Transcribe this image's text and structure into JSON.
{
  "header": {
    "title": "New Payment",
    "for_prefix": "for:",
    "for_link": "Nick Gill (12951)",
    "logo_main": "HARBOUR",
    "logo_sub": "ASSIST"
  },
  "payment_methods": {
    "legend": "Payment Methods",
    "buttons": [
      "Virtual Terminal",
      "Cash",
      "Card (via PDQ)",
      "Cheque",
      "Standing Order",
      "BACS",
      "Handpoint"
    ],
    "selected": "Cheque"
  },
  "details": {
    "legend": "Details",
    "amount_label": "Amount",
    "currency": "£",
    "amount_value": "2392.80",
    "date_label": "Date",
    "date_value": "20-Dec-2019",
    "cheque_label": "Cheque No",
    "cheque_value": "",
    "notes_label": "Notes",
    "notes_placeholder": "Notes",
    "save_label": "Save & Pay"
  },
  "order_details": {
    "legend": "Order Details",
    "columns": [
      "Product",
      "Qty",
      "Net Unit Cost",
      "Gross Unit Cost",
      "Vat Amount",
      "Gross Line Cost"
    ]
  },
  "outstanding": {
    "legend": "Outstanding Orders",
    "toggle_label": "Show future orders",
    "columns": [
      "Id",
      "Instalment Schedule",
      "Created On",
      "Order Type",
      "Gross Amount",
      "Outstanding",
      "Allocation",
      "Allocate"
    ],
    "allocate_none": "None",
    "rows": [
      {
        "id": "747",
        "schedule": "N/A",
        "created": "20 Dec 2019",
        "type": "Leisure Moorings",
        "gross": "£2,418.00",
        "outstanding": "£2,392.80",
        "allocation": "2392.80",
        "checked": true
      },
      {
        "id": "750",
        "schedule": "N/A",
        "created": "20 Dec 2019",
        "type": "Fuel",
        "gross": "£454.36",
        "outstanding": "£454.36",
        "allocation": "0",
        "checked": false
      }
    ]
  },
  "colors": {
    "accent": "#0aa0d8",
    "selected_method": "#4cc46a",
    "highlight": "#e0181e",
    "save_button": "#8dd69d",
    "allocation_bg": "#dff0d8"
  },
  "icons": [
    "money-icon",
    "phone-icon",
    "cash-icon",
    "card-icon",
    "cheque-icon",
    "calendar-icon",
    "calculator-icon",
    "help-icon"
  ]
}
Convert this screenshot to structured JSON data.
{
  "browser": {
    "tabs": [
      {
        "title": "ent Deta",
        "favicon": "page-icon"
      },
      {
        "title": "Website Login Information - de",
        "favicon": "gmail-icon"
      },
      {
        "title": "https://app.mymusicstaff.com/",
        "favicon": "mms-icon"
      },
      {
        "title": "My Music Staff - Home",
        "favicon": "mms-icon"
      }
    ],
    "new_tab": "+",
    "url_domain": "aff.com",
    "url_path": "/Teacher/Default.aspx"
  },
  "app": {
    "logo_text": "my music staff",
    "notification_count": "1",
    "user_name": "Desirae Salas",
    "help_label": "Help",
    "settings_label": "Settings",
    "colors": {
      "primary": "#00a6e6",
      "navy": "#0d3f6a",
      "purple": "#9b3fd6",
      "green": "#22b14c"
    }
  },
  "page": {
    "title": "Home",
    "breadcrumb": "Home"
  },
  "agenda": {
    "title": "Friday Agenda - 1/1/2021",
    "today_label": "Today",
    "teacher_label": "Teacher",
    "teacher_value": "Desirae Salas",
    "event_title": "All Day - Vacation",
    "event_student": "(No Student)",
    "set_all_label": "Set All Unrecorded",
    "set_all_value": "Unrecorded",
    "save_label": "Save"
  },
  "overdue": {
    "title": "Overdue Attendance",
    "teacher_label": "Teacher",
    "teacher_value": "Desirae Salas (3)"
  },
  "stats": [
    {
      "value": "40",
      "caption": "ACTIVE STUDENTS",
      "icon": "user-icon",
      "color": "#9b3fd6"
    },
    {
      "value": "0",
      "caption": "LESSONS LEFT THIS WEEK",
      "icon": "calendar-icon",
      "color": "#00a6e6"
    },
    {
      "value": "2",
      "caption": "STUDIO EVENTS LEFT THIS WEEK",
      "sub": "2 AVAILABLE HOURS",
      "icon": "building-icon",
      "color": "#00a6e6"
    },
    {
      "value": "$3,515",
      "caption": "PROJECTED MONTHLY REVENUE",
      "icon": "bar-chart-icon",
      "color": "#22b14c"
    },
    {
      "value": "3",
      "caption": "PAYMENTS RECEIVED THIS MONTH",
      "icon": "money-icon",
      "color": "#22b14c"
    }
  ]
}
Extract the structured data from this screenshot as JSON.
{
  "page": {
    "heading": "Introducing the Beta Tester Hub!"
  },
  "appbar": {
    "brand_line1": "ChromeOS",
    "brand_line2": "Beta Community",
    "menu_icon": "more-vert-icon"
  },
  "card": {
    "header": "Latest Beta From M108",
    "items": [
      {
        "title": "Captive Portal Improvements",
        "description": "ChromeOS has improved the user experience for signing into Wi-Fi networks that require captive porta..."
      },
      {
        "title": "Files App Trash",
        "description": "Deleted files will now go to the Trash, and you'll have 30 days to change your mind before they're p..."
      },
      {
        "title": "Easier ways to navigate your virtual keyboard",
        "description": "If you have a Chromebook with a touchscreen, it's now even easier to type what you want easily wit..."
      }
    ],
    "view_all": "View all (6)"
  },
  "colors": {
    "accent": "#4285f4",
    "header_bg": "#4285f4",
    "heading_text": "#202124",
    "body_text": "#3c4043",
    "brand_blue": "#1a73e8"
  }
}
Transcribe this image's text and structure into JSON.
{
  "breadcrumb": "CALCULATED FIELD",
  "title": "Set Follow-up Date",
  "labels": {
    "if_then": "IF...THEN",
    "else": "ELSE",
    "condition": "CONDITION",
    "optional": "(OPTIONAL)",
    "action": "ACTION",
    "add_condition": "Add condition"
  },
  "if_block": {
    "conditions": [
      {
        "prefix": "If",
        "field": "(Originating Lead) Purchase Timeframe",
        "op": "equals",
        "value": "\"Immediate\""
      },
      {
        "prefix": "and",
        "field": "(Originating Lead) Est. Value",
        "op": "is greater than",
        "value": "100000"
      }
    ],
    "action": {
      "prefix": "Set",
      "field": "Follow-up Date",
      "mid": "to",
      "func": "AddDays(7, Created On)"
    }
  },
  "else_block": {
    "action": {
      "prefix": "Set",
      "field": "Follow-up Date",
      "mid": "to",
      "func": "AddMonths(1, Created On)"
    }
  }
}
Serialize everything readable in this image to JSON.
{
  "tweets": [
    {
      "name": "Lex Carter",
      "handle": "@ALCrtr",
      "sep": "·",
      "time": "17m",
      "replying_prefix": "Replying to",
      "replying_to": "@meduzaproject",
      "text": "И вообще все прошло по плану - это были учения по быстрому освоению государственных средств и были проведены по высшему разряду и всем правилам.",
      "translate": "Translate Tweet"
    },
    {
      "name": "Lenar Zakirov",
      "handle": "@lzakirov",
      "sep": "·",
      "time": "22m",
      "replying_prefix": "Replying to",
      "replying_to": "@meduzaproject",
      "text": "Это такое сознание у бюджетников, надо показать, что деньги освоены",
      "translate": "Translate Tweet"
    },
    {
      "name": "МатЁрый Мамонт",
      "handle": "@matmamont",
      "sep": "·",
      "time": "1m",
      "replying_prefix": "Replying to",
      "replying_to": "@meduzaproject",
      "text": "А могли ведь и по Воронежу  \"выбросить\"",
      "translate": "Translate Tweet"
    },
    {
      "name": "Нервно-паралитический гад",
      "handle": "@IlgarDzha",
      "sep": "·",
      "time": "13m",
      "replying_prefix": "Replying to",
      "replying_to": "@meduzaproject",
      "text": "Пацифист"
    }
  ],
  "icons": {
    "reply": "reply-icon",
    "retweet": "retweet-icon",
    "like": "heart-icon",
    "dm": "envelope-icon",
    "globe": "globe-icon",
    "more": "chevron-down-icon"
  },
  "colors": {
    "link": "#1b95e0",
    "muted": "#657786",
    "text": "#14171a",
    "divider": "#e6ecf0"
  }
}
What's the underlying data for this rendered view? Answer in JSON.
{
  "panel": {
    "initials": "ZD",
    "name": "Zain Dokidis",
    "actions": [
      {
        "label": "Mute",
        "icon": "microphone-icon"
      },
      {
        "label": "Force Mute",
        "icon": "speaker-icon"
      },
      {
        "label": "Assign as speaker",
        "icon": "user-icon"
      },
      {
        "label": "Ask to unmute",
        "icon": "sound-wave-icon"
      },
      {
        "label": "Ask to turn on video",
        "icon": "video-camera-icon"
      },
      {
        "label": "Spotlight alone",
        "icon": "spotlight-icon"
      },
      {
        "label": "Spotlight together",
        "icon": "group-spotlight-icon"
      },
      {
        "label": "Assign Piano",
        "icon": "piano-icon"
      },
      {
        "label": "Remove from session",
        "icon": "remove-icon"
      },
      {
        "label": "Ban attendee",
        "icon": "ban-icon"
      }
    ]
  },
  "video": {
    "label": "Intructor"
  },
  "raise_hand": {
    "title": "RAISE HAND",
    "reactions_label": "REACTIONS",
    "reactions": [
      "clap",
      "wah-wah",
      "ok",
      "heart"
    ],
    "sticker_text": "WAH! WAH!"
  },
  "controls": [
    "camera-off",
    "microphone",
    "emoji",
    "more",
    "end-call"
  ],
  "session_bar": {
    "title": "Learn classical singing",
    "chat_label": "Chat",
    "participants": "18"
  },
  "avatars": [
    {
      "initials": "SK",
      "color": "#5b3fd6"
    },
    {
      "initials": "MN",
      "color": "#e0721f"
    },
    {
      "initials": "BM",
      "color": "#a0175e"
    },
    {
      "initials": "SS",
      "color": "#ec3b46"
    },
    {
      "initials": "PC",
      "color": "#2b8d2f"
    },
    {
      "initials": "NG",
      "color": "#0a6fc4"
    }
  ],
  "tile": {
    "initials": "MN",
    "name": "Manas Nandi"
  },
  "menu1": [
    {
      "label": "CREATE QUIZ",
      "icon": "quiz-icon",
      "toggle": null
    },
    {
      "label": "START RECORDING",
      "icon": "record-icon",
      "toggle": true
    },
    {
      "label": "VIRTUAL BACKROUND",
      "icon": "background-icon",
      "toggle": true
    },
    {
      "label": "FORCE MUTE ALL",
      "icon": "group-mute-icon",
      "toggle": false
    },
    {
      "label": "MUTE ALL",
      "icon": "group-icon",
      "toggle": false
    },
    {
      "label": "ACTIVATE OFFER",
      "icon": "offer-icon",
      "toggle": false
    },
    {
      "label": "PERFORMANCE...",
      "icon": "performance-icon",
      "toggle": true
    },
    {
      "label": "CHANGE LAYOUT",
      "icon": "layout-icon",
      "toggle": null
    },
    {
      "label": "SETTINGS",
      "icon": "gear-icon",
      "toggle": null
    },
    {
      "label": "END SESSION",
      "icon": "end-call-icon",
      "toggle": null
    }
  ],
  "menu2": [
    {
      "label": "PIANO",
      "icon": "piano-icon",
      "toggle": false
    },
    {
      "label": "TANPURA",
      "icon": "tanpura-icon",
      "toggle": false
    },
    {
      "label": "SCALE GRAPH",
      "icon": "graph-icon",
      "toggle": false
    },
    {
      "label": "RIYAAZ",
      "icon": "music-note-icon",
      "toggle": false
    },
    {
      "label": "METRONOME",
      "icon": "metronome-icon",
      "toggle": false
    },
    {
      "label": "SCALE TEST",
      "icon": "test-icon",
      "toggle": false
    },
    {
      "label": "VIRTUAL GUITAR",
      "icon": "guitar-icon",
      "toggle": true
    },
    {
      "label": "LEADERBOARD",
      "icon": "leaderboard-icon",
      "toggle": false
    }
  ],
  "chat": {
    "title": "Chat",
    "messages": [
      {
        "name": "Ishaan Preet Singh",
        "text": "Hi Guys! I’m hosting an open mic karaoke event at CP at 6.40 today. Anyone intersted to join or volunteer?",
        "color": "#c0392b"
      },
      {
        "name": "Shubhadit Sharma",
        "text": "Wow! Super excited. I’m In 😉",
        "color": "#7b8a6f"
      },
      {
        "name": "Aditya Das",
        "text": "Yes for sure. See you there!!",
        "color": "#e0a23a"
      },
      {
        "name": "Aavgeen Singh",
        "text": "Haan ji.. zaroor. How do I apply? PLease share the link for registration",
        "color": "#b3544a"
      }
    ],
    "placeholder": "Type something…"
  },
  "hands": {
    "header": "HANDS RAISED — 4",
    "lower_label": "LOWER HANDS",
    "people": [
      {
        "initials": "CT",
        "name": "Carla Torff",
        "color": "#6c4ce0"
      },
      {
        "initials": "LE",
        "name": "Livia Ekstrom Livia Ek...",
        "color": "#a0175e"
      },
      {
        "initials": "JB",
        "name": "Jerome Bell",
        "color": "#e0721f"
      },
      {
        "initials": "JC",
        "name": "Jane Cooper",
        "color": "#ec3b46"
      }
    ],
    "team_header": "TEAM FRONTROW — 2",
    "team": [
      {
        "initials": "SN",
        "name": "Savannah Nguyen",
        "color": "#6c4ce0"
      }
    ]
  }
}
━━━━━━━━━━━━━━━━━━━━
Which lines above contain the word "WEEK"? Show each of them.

PROBLEM SOLUTION
      "caption": "LESSONS LEFT THIS WEEK",
      "caption": "STUDIO EVENTS LEFT THIS WEEK",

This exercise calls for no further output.